Author David
Posted On 29th October 2012


Fresh crab is healthy, delicious and reasonably priced but can be intimidating to prepare.

However once you have demystified the process you will find a number of interesting recipes for which you can use your fresh crab.

1. Live crabs provide the freshest meat but they must be humanely killed before cooking. Place the crab belly up on a board. Using a large chef’s knife, plunge it straight down into the crab’s head, between or just below the eyes.

2. Cook the crab in a pan of boiling water for 5 minutes per 450g of weight.

3. The crab can be served whole with tools for diners to use themselves or the cooked meat can be used in recipes. Place the crab on a board, belly up and twist off the legs and claws. Lift off and dispose of the ‘apron’ (the tail), which is long and pointed in a male and short and broad in a female.

4. Pull the body out of the shell and remove and dispose of the feathery gills and grey stomach sac. Cut the body into pieces and pick out the meat using your fingers, a crab pick or a small knife. Scrape the brown meat from the shell but keep it separate from the white meat. Also remove and separate the roe, if there is any.

5. Crack the claws with the back of a large knife and pull out the meat in a single piece or large chunks.
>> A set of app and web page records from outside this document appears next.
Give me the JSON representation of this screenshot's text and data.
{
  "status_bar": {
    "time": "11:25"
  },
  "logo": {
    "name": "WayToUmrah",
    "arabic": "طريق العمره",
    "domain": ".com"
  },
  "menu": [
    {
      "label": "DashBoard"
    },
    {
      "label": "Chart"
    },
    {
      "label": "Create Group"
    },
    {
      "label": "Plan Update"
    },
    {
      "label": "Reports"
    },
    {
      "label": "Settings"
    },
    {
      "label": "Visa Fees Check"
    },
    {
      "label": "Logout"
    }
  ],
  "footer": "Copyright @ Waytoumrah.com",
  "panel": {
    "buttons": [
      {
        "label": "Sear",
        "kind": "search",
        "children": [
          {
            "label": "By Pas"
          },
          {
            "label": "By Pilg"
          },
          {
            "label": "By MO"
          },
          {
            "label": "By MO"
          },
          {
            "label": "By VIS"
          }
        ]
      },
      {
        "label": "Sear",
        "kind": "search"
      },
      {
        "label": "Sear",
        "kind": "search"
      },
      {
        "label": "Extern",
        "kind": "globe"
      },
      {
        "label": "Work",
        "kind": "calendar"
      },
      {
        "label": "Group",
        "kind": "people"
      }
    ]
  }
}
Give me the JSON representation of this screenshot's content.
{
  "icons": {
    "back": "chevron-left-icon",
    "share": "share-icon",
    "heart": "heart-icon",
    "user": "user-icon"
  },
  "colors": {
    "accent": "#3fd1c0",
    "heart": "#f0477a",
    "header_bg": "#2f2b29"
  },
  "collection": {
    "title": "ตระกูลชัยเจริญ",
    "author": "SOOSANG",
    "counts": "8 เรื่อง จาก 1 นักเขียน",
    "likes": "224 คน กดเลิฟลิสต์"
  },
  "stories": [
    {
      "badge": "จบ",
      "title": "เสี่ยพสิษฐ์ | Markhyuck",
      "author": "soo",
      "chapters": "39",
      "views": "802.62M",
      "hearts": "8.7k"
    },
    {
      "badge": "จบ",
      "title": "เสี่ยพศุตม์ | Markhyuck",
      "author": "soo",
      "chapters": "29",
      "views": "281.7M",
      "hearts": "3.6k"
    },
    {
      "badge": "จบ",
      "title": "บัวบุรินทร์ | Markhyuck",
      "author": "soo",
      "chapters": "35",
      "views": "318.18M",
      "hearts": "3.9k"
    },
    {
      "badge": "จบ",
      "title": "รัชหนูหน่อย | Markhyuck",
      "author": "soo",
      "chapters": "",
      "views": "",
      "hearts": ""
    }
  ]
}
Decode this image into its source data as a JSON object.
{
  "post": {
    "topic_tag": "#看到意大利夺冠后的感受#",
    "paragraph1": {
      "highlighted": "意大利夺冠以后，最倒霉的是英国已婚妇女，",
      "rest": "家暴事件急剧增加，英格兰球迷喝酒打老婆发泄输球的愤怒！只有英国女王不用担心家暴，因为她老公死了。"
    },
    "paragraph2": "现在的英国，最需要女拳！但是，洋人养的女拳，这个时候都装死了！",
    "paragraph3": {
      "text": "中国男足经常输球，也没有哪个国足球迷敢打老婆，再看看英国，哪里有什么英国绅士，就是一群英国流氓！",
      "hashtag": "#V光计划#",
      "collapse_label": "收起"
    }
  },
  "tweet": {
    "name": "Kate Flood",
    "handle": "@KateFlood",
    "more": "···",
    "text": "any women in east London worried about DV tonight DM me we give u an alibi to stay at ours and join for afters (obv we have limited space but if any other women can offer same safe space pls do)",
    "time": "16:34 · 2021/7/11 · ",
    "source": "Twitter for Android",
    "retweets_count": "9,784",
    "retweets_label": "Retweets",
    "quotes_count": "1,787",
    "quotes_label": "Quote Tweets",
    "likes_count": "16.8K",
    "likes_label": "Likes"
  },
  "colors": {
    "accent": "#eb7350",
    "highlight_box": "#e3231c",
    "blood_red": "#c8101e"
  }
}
6. Cut through each side of the leg shells with scissors. Pull away the shell halves to expose and remove the meat.